CHENNAI (Reuters) - Adani Green Energy Ltd said on Tuesday it had won a government contract to build solar plants in India with a total capacity of 8 gigawatts (GW) at a cost of $6 billion over the next five years.
The renewable energy developer, part of the Adani Group, said the first 2 GW of generation capacity will come onstream by 2022 and the rest will be added in annual 2 GW increments through 2025.
The Adani Group will also establish a solar cell and module manufacturing capacity of 2 GW by 2022 as a part of the contract from state-run Solar Energy Corp of India (SECI), it said.
Billionaire Gautam Adani likened his efforts to that of India’s top carmaker Maruti Suzuki , saying that ramping up local manufacturing will create an ecosystem of suppliers for solar cells and modules.

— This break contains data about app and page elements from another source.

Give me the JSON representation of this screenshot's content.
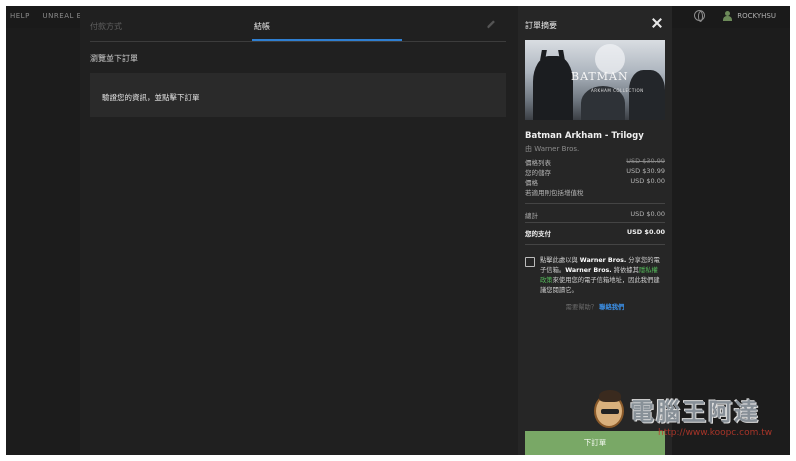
{
  "topnav": {
    "items": [
      "HELP",
      "UNREAL ENG"
    ],
    "username": "ROCKYHSU"
  },
  "checkout": {
    "tabs": [
      {
        "label": "付款方式",
        "active": false
      },
      {
        "label": "結帳",
        "active": true
      }
    ],
    "section_title": "瀏覽並下訂單",
    "info_text": "驗證您的資訊，並點擊下訂單"
  },
  "summary": {
    "title": "訂單摘要",
    "cover": {
      "logo": "BATMAN",
      "subtitle": "ARKHAM COLLECTION"
    },
    "game_title": "Batman Arkham - Trilogy",
    "publisher": "由 Warner Bros.",
    "rows": [
      {
        "label": "價格列表",
        "value": "USD $30.99"
      },
      {
        "label": "您的儲存",
        "value": "USD $30.99"
      },
      {
        "label": "價格",
        "value": "USD $0.00"
      },
      {
        "label": "若適用則包括增值稅",
        "value": ""
      }
    ],
    "subtotal_label": "總計",
    "subtotal_value": "USD $0.00",
    "total_label": "您的支付",
    "total_value": "USD $0.00",
    "consent": {
      "part1": "點擊此處以與 ",
      "bold1": "Warner Bros.",
      "part2": " 分享您的電子信箱。",
      "bold2": "Warner Bros.",
      "part3": " 將依據其",
      "link": "隱私權政策",
      "part4": "來使用您的電子信箱地址，因此我們建議您閱讀它。"
    },
    "help_text": "需要幫助？",
    "help_link": "聯絡我們",
    "place_order": "下訂單"
  },
  "watermark": {
    "title": "電腦王阿達",
    "url": "http://www.koopc.com.tw"
  },
  "colors": {
    "accent_blue": "#2f7fd1",
    "button_green": "#79a866",
    "link_green": "#55b75a",
    "link_blue": "#3b8fe6"
  }
}
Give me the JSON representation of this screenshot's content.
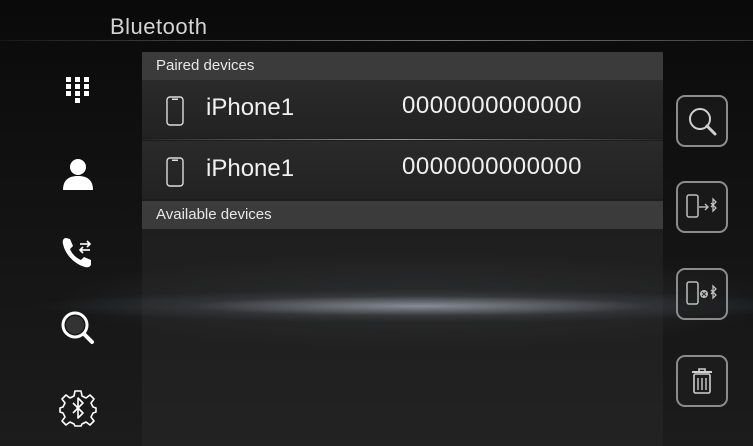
{
  "header": {
    "title": "Bluetooth"
  },
  "nav": {
    "items": [
      {
        "icon": "keypad-icon"
      },
      {
        "icon": "contacts-icon"
      },
      {
        "icon": "call-history-icon"
      },
      {
        "icon": "search-icon",
        "active": true
      },
      {
        "icon": "bluetooth-settings-icon"
      }
    ]
  },
  "paired": {
    "header": "Paired devices",
    "devices": [
      {
        "name": "iPhone1",
        "address": "0000000000000"
      },
      {
        "name": "iPhone1",
        "address": "0000000000000"
      }
    ]
  },
  "available": {
    "header": "Available devices"
  },
  "actions": [
    {
      "icon": "search-devices-icon"
    },
    {
      "icon": "connect-device-icon"
    },
    {
      "icon": "disconnect-device-icon"
    },
    {
      "icon": "delete-icon"
    }
  ],
  "colors": {
    "accent": "#e6e6e6",
    "panel": "#3b3b3b",
    "background": "#111111"
  }
}
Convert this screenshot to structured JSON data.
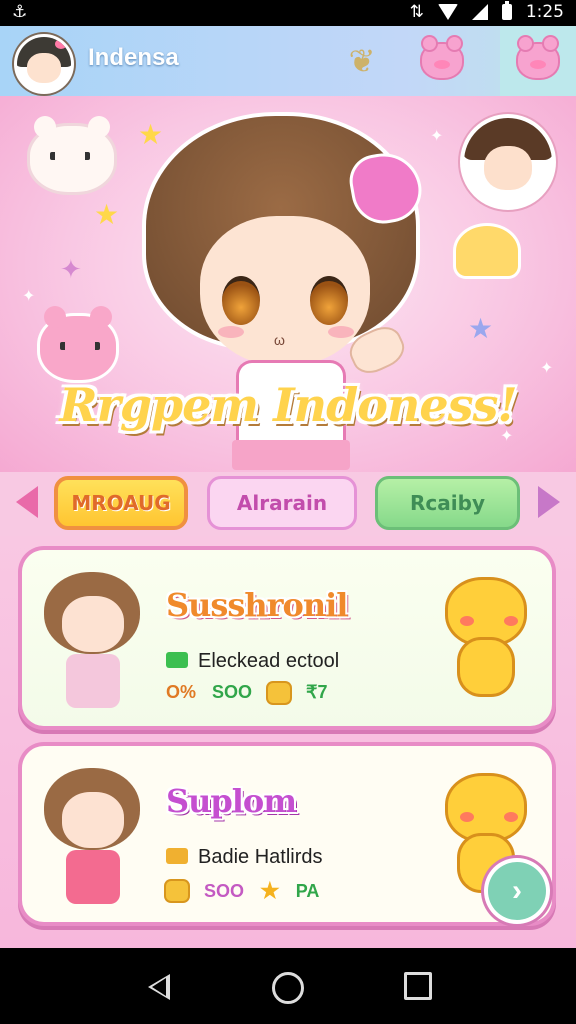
{
  "status_bar": {
    "time": "1:25",
    "left_icon": "anchor-icon",
    "right_icons": [
      "data-icon",
      "wifi-icon",
      "signal-icon",
      "battery-icon"
    ]
  },
  "app_bar": {
    "title": "Indensa",
    "actions": [
      "butterfly-icon",
      "pink-bear-icon",
      "pink-bear-icon"
    ]
  },
  "hero": {
    "headline": "Rrgpem Indoness!"
  },
  "tabs": [
    {
      "label": "MROAUG",
      "color": "#ffd34d"
    },
    {
      "label": "Alrarain",
      "color": "#fbd6f1"
    },
    {
      "label": "Rcaiby",
      "color": "#9fe59a"
    }
  ],
  "cards": [
    {
      "title": "Susshronil",
      "subtitle": "Eleckead ectool",
      "stats": [
        "O%",
        "SOO",
        "₹7"
      ]
    },
    {
      "title": "Suplom",
      "subtitle": "Badie Hatlirds",
      "stats": [
        "SOO",
        "PA"
      ]
    }
  ],
  "fab": {
    "icon": "arrow-right-icon",
    "glyph": "›"
  },
  "nav_bar": [
    "back-icon",
    "home-icon",
    "recent-apps-icon"
  ],
  "colors": {
    "accent_pink": "#f5a9d2",
    "header_blue": "#a8d4f7",
    "card_border": "#e88cc6"
  }
}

India currently imports over 90% of its solar cell and module requirements from China, and domestic manufacturers have struggled to compete with cheap Chinese modules.
“Basically, we are as competitive as China. We’ll be able to develop ecosystems. In the manufacturing of small cars, one Maruti Suzuki had come and an entire ancillary ecosystem came along with it,” he said in a conference call with reporters.

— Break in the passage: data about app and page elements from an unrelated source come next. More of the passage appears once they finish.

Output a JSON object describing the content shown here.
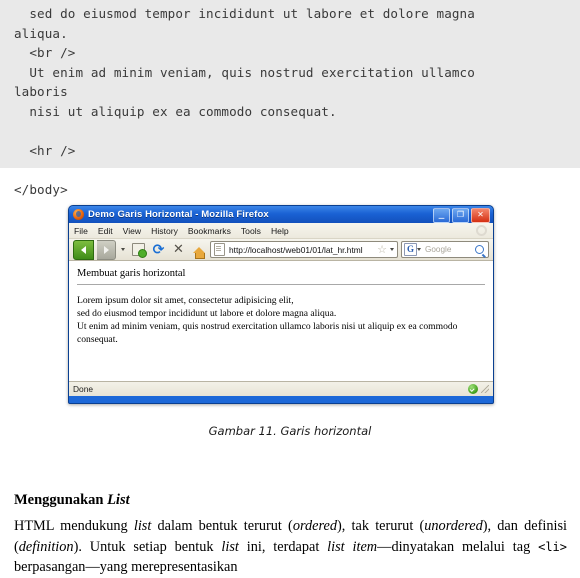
{
  "code_block": {
    "lines": [
      "  sed do eiusmod tempor incididunt ut labore et dolore magna",
      "aliqua.",
      "  <br />",
      "  Ut enim ad minim veniam, quis nostrud exercitation ullamco",
      "laboris",
      "  nisi ut aliquip ex ea commodo consequat.",
      "",
      "  <hr />",
      "",
      "</body>"
    ]
  },
  "browser": {
    "title": "Demo Garis Horizontal - Mozilla Firefox",
    "window_controls": {
      "minimize": "_",
      "maximize": "❐",
      "close": "✕"
    },
    "menu": [
      "File",
      "Edit",
      "View",
      "History",
      "Bookmarks",
      "Tools",
      "Help"
    ],
    "toolbar": {
      "back": "back-arrow",
      "forward": "forward-arrow",
      "dropdown": "caret",
      "bookmark": "bookmark-add-icon",
      "reload": "⟳",
      "stop": "✕",
      "home": "home-icon"
    },
    "url": "http://localhost/web01/01/lat_hr.html",
    "star": "☆",
    "search": {
      "engine_label": "G",
      "placeholder": "Google"
    },
    "page": {
      "heading": "Membuat garis horizontal",
      "lines": [
        "Lorem ipsum dolor sit amet, consectetur adipisicing elit,",
        "sed do eiusmod tempor incididunt ut labore et dolore magna aliqua.",
        "Ut enim ad minim veniam, quis nostrud exercitation ullamco laboris nisi ut aliquip ex ea commodo",
        "consequat."
      ]
    },
    "status": {
      "text": "Done",
      "security_icon": "secure-check-icon"
    }
  },
  "caption": "Gambar 11. Garis horizontal",
  "section": {
    "heading_plain": "Menggunakan ",
    "heading_italic": "List"
  },
  "paragraph": {
    "p1": "HTML mendukung ",
    "i1": "list",
    "p2": " dalam bentuk terurut (",
    "i2": "ordered",
    "p3": "), tak terurut (",
    "i3": "unordered",
    "p4": "), dan definisi (",
    "i4": "definition",
    "p5": "). Untuk setiap bentuk ",
    "i5": "list",
    "p6": " ini, terdapat ",
    "i6": "list item",
    "p7": "—dinyatakan melalui tag ",
    "tag": "<li>",
    "p8": " berpasangan—yang merepresentasikan"
  }
}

Shares of Adani Green, which have nearly doubled since the beginning of the year, closed 5% higher high at a record 312.60 rupees ($4.14) on Tuesday.
A spokesman for the group said funding will be through a mix of debt and equity.

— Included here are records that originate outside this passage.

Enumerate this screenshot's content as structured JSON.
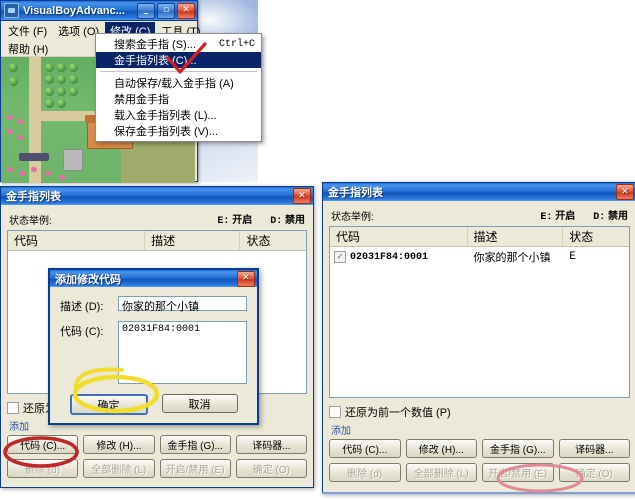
{
  "emulator": {
    "title": "VisualBoyAdvanc...",
    "sysicon": "app-icon",
    "window_buttons": {
      "minimize": "_",
      "maximize": "▫",
      "close": "✕"
    },
    "menus": [
      {
        "label": "文件 (F)",
        "selected": false
      },
      {
        "label": "选项 (O)",
        "selected": false
      },
      {
        "label": "修改 (C)",
        "selected": true
      },
      {
        "label": "工具 (T)",
        "selected": false
      },
      {
        "label": "帮助 (H)",
        "selected": false
      }
    ],
    "dropdown": {
      "items": [
        {
          "label": "搜索金手指 (S)...",
          "accel": "Ctrl+C",
          "highlighted": false,
          "separator_after": false
        },
        {
          "label": "金手指列表 (C)...",
          "accel": "",
          "highlighted": true,
          "separator_after": true
        },
        {
          "label": "自动保存/载入金手指 (A)",
          "accel": "",
          "highlighted": false,
          "separator_after": false
        },
        {
          "label": "禁用金手指",
          "accel": "",
          "highlighted": false,
          "separator_after": false
        },
        {
          "label": "载入金手指列表 (L)...",
          "accel": "",
          "highlighted": false,
          "separator_after": false
        },
        {
          "label": "保存金手指列表 (V)...",
          "accel": "",
          "highlighted": false,
          "separator_after": false
        }
      ]
    }
  },
  "cheat_list_left": {
    "title": "金手指列表",
    "close_label": "✕",
    "legend_label": "状态举例:",
    "legend_enabled_key": "E:",
    "legend_enabled_value": "开启",
    "legend_disabled_key": "D:",
    "legend_disabled_value": "禁用",
    "columns": [
      "代码",
      "描述",
      "状态"
    ],
    "rows": [],
    "restore_checkbox_label": "还原为前一个数值 (P)",
    "restore_checked": false,
    "group_label": "添加",
    "add_buttons": [
      "代码 (C)...",
      "修改 (H)...",
      "金手指 (G)...",
      "译码器..."
    ],
    "action_buttons": [
      "删除 (d)",
      "全部删除 (L)",
      "开启/禁用 (E)",
      "确定 (O)"
    ],
    "action_buttons_disabled": true
  },
  "cheat_list_right": {
    "title": "金手指列表",
    "close_label": "✕",
    "legend_label": "状态举例:",
    "legend_enabled_key": "E:",
    "legend_enabled_value": "开启",
    "legend_disabled_key": "D:",
    "legend_disabled_value": "禁用",
    "columns": [
      "代码",
      "描述",
      "状态"
    ],
    "rows": [
      {
        "checked": true,
        "check_glyph": "✓",
        "code": "02031F84:0001",
        "description": "你家的那个小镇",
        "status": "E"
      }
    ],
    "restore_checkbox_label": "还原为前一个数值 (P)",
    "restore_checked": false,
    "group_label": "添加",
    "add_buttons": [
      "代码 (C)...",
      "修改 (H)...",
      "金手指 (G)...",
      "译码器..."
    ],
    "action_buttons": [
      "删除 (d)",
      "全部删除 (L)",
      "开启/禁用 (E)",
      "确定 (O)"
    ],
    "action_buttons_disabled": true
  },
  "add_code_dialog": {
    "title": "添加修改代码",
    "close_label": "✕",
    "description_label": "描述 (D):",
    "description_value": "你家的那个小镇",
    "code_label": "代码 (C):",
    "code_value": "02031F84:0001",
    "ok_label": "确定",
    "cancel_label": "取消"
  },
  "annotations": {
    "red_arrow_color": "#d32020",
    "yellow_ellipse_color": "#f2dd2a",
    "red_ellipse_color": "#c0262a",
    "pink_ellipse_color": "#e08a94"
  }
}
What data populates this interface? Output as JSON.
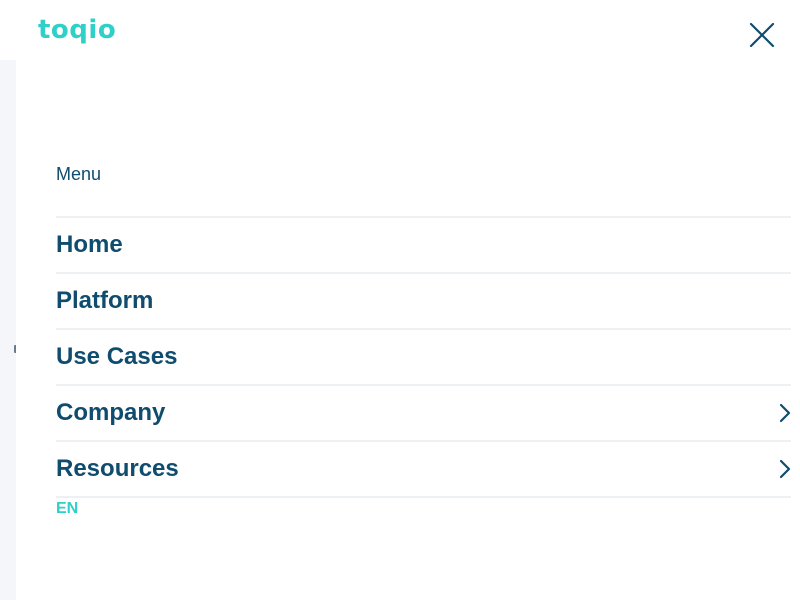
{
  "header": {
    "logo_text": "toqio"
  },
  "menu": {
    "title": "Menu",
    "items": [
      {
        "label": "Home",
        "has_submenu": false
      },
      {
        "label": "Platform",
        "has_submenu": false
      },
      {
        "label": "Use Cases",
        "has_submenu": false
      },
      {
        "label": "Company",
        "has_submenu": true
      },
      {
        "label": "Resources",
        "has_submenu": true
      }
    ],
    "language": "EN"
  },
  "icons": {
    "close": "close-icon",
    "chevron": "chevron-right-icon"
  },
  "colors": {
    "brand": "#2ed0c8",
    "text": "#0f4c6e",
    "divider": "#eef1f4"
  }
}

Gautam Adani said foreign investors were interested in tying up with local partners to invest in India’s renewable energy space, and that there was room for a further 10-15% stake dilution in Adani Green.
France’s Total SA paid nearly $500 million this year for a 50% stake in a joint venture with Adani Green.
($1 = 75.5320 Indian rupees)
Reporting by Sudarshan Varadhan; Editing by Muralikumar Anantharaman and Editing by Kevin Liffey